▶ Exercise requirements
Reproduce the line that holds "Decode this image" together with all the lines after it up to the end of the entries.

▶ Input data
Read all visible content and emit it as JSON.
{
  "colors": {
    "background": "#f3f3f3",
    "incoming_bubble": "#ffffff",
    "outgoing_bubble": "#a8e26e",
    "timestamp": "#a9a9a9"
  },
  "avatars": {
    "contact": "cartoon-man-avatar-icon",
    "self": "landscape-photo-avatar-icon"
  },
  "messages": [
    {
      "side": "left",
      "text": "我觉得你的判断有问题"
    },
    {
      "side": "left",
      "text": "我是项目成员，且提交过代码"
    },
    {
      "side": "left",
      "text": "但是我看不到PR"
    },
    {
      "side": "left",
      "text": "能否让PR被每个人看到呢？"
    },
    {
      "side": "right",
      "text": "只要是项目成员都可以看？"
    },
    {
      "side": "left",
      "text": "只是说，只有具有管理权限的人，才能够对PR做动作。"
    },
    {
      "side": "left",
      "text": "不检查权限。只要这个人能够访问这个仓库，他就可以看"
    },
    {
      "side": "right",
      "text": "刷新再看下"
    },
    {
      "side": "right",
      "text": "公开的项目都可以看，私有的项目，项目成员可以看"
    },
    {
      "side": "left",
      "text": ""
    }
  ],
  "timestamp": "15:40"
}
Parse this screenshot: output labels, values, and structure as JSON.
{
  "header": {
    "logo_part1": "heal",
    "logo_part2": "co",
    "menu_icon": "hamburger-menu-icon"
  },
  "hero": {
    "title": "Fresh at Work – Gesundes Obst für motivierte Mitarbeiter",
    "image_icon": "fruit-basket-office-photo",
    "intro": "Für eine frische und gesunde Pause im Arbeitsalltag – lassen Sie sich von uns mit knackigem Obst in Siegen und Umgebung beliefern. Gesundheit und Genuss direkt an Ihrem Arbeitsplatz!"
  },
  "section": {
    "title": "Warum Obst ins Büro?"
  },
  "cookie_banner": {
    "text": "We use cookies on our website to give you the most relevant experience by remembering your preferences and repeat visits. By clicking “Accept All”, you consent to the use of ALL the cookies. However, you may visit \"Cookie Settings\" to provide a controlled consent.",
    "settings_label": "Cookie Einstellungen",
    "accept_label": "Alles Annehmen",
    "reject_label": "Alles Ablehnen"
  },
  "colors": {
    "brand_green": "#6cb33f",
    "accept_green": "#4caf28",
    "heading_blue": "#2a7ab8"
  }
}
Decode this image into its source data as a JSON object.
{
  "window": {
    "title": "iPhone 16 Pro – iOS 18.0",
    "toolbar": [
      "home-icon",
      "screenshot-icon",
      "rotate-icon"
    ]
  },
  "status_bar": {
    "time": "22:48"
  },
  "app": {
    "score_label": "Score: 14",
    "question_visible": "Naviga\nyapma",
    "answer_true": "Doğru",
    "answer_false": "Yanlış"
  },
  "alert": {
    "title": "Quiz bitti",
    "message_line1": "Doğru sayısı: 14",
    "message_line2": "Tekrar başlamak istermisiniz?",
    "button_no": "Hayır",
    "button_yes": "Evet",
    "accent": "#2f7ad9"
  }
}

▶ Response to this task
Decode this image into its source data as a JSON object.
{
  "window": {
    "title": "iPhone 16 Pro – iOS 18.0",
    "toolbar": [
      "home-icon",
      "screenshot-icon",
      "rotate-icon"
    ]
  },
  "status_bar": {
    "time": "22:48"
  },
  "app": {
    "score_label": "Score: 14",
    "question_visible": "Naviga\nyapma",
    "answer_true": "Doğru",
    "answer_false": "Yanlış"
  },
  "alert": {
    "title": "Quiz bitti",
    "message_line1": "Doğru sayısı: 14",
    "message_line2": "Tekrar başlamak istermisiniz?",
    "button_no": "Hayır",
    "button_yes": "Evet",
    "accent": "#2f7ad9"
  }
}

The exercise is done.